◆ **Assigned task**
Work out how many lines of the material contain the string "intervals". Respond with the number only.
● ● ● ●
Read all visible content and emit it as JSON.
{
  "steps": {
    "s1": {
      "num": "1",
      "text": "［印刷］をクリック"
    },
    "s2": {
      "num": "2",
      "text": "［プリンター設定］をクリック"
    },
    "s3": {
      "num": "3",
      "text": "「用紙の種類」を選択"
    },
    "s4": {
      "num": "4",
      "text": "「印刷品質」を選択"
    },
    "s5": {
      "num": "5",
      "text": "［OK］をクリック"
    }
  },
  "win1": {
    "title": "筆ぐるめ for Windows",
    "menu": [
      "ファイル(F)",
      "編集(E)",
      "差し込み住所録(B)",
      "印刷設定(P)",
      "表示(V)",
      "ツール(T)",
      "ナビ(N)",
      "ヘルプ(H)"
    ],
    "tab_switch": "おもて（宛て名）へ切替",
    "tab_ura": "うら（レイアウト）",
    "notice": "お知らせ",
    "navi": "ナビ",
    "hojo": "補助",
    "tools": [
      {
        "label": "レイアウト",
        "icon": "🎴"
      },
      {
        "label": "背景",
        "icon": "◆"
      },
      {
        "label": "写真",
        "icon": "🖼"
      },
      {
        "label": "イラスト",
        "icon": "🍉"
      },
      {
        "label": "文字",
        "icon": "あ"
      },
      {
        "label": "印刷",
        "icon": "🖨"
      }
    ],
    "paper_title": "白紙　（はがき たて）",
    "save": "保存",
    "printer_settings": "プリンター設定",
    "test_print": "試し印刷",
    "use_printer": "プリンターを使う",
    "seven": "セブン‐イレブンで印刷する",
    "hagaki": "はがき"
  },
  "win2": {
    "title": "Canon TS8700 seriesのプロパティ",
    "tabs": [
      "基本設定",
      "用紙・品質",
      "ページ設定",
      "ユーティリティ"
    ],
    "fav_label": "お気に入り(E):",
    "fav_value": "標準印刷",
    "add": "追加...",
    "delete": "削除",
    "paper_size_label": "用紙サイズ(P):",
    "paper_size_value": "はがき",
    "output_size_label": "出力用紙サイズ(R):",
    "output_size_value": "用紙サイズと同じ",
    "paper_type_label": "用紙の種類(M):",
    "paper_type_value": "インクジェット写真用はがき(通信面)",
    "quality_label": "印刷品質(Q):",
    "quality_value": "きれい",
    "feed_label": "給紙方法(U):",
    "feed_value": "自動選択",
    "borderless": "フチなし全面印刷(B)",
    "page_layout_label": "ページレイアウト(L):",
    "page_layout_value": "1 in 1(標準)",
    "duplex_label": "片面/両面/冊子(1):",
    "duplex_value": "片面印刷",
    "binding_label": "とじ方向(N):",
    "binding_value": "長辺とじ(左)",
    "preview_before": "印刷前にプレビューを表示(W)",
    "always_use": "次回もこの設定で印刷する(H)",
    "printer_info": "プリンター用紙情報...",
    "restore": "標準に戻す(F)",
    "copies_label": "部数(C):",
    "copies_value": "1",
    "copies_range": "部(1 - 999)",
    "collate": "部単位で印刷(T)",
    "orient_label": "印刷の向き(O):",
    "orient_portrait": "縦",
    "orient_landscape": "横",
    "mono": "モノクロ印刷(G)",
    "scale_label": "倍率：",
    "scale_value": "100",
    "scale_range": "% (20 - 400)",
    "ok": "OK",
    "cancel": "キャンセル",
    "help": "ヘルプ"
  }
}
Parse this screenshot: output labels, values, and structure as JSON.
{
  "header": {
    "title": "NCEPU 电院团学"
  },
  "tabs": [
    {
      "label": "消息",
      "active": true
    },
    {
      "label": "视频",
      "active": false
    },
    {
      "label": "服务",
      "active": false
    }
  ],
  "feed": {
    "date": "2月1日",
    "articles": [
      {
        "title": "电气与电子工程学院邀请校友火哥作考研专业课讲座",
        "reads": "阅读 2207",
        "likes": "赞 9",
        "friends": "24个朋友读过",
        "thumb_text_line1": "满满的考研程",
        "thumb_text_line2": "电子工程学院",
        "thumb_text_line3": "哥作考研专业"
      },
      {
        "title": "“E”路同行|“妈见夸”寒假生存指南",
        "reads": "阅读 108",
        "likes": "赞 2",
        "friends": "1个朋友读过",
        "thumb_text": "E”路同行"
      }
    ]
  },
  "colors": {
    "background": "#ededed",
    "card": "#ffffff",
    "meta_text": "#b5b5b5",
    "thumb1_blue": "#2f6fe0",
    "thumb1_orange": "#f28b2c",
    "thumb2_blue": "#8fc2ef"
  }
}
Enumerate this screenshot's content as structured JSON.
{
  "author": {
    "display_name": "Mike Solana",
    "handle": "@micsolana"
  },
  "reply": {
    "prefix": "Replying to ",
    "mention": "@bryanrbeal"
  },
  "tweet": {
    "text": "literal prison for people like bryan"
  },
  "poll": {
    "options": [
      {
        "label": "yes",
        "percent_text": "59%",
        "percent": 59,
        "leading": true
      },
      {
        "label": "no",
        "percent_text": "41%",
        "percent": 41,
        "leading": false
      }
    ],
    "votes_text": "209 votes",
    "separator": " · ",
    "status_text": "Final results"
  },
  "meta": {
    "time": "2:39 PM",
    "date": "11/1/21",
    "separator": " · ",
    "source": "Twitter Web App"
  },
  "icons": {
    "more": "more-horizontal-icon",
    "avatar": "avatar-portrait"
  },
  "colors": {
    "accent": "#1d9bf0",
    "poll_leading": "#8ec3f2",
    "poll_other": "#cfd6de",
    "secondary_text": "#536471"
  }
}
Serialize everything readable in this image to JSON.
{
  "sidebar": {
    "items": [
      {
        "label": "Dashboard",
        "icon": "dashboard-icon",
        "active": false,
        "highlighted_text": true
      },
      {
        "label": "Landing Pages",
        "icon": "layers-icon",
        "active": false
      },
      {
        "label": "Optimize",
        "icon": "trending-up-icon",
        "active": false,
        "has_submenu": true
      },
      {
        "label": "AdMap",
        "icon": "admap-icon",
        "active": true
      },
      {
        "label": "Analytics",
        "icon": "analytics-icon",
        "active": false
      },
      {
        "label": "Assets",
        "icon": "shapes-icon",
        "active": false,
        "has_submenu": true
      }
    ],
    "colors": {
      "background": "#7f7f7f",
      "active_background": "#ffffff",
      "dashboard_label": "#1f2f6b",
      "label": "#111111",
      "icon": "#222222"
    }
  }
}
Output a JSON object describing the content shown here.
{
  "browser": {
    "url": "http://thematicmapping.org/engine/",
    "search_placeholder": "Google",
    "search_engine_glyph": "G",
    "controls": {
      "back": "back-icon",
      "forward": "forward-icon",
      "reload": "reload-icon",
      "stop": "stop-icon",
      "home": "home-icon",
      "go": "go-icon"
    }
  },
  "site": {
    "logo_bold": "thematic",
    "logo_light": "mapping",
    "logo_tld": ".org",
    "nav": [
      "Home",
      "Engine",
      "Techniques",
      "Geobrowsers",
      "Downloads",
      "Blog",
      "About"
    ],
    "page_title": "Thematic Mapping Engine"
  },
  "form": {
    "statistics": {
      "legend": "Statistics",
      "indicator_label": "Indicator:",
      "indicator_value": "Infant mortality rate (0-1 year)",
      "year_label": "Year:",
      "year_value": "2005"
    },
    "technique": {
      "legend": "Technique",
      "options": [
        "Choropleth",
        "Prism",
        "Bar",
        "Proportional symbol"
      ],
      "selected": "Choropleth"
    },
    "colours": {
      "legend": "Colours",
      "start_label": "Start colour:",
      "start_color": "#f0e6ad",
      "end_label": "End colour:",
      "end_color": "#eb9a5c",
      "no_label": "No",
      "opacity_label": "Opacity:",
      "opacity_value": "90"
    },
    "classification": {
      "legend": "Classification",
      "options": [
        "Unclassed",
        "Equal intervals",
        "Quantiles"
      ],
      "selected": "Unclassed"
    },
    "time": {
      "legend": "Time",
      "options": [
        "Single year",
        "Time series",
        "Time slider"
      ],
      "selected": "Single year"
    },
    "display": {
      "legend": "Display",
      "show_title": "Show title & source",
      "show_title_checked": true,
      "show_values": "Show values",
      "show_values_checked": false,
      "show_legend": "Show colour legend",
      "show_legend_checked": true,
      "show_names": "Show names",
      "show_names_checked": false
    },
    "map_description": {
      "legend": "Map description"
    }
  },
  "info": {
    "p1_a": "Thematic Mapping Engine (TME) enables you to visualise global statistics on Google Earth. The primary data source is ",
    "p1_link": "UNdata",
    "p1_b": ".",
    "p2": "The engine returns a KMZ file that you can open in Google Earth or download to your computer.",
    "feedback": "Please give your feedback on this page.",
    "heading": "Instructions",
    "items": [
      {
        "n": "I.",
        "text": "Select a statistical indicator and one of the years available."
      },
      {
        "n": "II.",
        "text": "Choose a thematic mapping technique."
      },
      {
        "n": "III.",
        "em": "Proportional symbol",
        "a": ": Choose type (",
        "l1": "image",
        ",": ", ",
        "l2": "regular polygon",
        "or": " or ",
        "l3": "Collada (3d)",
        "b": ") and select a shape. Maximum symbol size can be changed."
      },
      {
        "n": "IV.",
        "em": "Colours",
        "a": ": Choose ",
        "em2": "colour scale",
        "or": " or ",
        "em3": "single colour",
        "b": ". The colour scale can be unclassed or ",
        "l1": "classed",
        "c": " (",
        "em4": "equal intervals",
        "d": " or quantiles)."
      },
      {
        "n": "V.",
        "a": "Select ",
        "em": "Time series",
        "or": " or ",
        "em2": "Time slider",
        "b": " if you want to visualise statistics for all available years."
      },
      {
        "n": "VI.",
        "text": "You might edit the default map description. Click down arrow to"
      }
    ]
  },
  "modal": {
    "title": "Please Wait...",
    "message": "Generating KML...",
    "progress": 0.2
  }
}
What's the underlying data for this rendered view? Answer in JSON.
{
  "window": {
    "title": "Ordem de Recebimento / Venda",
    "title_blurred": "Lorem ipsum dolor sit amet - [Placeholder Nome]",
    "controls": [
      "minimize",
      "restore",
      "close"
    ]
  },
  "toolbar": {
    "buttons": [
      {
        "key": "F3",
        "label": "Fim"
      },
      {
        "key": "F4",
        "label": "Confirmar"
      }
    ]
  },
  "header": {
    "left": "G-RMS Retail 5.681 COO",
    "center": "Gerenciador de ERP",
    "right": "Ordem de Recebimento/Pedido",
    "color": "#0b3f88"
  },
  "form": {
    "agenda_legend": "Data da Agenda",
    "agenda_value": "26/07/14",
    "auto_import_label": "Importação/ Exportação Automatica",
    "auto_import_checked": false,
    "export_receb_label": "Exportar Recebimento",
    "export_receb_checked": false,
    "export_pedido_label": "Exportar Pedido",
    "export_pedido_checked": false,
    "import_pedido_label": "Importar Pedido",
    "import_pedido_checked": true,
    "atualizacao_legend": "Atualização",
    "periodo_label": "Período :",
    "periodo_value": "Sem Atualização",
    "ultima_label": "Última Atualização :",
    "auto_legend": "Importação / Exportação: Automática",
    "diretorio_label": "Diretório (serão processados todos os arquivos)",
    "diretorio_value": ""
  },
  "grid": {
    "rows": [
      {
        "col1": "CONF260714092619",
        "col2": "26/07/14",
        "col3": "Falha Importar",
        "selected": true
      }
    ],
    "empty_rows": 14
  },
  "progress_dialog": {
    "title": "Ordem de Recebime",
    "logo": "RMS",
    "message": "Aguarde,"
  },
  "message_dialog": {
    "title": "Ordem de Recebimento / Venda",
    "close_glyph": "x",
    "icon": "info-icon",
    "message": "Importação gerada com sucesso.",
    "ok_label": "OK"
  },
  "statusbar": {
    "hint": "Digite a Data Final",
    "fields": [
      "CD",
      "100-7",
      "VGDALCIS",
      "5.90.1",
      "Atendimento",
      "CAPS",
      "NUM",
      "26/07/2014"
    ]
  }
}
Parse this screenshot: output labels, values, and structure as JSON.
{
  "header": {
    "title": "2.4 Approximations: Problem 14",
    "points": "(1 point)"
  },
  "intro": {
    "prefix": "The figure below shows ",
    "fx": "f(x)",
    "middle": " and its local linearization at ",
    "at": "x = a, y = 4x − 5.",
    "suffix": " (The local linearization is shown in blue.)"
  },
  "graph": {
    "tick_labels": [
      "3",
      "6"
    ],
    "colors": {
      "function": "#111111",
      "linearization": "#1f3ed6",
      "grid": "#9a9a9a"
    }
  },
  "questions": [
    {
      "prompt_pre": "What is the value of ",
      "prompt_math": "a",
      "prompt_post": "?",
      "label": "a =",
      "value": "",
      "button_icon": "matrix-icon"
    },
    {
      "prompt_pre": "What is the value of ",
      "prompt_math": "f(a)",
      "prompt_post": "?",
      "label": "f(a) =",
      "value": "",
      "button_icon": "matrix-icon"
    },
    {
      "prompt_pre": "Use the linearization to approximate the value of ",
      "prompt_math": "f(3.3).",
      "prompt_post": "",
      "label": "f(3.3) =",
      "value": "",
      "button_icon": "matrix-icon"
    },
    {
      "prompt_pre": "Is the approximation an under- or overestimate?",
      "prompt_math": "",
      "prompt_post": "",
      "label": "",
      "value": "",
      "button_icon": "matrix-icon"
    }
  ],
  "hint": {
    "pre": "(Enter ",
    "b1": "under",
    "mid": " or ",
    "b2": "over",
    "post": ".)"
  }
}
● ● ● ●
◆ **Written answer**
2